Segment Start: Exercise materials

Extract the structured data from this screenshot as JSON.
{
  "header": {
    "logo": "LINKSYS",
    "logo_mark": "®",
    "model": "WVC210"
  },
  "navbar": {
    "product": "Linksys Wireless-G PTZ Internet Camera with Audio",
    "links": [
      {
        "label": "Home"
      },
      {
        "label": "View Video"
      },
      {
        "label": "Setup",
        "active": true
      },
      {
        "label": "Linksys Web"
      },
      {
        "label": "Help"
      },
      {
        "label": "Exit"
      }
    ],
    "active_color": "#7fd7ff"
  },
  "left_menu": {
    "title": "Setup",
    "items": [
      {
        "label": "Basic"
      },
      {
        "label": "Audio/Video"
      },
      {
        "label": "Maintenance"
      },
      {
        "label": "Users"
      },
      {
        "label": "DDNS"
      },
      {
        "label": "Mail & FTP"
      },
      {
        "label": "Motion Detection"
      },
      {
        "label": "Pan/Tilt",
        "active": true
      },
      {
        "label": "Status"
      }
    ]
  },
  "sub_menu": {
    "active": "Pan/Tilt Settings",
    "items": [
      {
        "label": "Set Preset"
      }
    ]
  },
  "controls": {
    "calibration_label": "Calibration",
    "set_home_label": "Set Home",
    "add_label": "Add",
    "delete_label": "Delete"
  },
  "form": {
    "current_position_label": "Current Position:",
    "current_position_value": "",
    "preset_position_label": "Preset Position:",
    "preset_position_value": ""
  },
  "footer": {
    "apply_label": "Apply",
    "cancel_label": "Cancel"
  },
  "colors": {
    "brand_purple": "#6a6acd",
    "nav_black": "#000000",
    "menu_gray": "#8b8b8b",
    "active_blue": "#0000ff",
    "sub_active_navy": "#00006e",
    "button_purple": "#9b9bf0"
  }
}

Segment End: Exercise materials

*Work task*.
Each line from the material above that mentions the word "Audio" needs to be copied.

*Result of this exercise*.
    "product": "Linksys Wireless-G PTZ Internet Camera with Audio",
        "label": "Audio/Video"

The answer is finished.